The orbit of Mercury is moving progressively after some time because of the arch of room time around the gigantic sun. In a couple of billion years, this wobble could even reason the deepest planet to slam into the sun or a planet.
The twist of a substantial item, like Earth, should curve and contort the space-time around it. In 2004, NASA dispatched the Gravity Probe B (GP-B). The tomahawks of the satellite's definitively adjusted whirligigs floated somewhat over the long haul which is an outcome that matched Einstein's hypothesis.
Imagine the Earth as though it were drenched in honey, As the planet turns, the honey around it would whirl, and it's the equivalent with existence.

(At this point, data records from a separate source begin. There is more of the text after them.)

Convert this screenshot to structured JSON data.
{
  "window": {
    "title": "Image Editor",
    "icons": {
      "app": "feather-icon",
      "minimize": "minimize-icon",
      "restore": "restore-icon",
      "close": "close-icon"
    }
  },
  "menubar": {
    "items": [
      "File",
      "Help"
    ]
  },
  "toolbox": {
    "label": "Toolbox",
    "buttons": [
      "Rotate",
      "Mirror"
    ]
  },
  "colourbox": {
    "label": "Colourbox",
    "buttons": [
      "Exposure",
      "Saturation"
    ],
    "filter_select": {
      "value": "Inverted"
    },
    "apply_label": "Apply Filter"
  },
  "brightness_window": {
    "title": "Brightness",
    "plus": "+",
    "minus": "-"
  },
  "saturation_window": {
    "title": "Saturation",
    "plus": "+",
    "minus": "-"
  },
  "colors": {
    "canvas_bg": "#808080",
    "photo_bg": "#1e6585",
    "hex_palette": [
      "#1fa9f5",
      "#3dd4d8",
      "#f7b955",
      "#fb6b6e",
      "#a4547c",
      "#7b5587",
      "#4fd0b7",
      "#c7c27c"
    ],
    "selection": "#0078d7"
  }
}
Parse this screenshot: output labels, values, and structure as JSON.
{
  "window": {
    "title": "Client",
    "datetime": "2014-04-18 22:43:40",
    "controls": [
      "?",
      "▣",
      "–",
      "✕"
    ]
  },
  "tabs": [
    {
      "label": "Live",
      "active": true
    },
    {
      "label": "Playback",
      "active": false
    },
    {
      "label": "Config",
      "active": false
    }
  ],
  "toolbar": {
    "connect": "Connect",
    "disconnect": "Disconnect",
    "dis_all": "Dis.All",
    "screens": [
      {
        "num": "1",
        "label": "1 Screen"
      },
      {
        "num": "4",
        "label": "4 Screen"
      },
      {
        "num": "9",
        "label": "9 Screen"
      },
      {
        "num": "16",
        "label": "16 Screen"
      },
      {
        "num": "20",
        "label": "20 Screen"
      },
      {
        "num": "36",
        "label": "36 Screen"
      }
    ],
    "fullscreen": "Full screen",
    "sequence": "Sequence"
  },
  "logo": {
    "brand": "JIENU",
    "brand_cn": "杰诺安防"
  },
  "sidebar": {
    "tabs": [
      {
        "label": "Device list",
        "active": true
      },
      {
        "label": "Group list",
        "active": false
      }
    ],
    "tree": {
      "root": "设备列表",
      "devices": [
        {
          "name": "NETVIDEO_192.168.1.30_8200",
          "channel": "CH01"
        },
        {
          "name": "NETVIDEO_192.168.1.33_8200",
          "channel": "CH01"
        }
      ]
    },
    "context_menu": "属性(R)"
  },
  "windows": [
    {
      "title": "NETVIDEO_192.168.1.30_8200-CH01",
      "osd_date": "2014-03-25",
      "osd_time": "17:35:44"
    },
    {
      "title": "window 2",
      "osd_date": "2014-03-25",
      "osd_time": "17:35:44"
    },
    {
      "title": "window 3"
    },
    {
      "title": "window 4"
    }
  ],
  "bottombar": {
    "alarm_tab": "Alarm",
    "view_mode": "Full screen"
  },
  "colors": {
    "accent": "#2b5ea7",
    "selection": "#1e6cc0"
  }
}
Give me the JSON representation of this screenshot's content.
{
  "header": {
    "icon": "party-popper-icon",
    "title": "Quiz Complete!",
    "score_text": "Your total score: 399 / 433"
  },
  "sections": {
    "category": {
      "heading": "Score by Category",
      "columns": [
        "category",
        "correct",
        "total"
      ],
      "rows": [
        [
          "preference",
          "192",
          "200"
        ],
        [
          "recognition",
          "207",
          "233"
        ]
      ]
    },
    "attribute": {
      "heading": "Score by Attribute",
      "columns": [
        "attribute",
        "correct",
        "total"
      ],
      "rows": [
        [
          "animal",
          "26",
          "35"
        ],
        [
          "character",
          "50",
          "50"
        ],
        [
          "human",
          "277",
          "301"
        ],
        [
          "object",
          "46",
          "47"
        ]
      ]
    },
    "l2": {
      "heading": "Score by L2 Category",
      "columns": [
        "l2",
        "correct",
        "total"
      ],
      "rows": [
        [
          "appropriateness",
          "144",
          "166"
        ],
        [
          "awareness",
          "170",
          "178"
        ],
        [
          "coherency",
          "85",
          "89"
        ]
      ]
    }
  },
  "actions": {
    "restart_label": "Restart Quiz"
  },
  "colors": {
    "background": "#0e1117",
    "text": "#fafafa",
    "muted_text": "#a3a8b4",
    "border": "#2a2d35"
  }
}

GP-B affirmed two of the most significant forecasts of Einstein's universe, having broad ramifications across astronomy research.
The electromagnetic radiation of an article is loosened up somewhat inside a gravitational field. Think about the sound waves that radiate from an alarm on a crisis vehicle; as the vehicle advances toward an onlooker, sound waves are packed, yet as it moves away, they are loosened up, or redshifted. Known as the Doppler Effect, a similar peculiarity happens with floods of light at all frequencies.
During the 1960s, physicists Robert Pound and Glen Rebka shot gamma rays initially down, then, at that point, up the side of a pinnacle at Harvard University. Pound and Rebka found that the gamma rays marginally changed recurrence because of twists brought about by gravity.
Einstein anticipated that vicious occasions, like the impact of two dark openings, make swells in space-time known as gravitational waves.
Those crashes have included surprising occasions like an impact with an item that researchers can't distinguish as a dark opening or neutron star, consolidating neutron stars joined by a splendid blast, crisscrossed dark openings impacting, and more.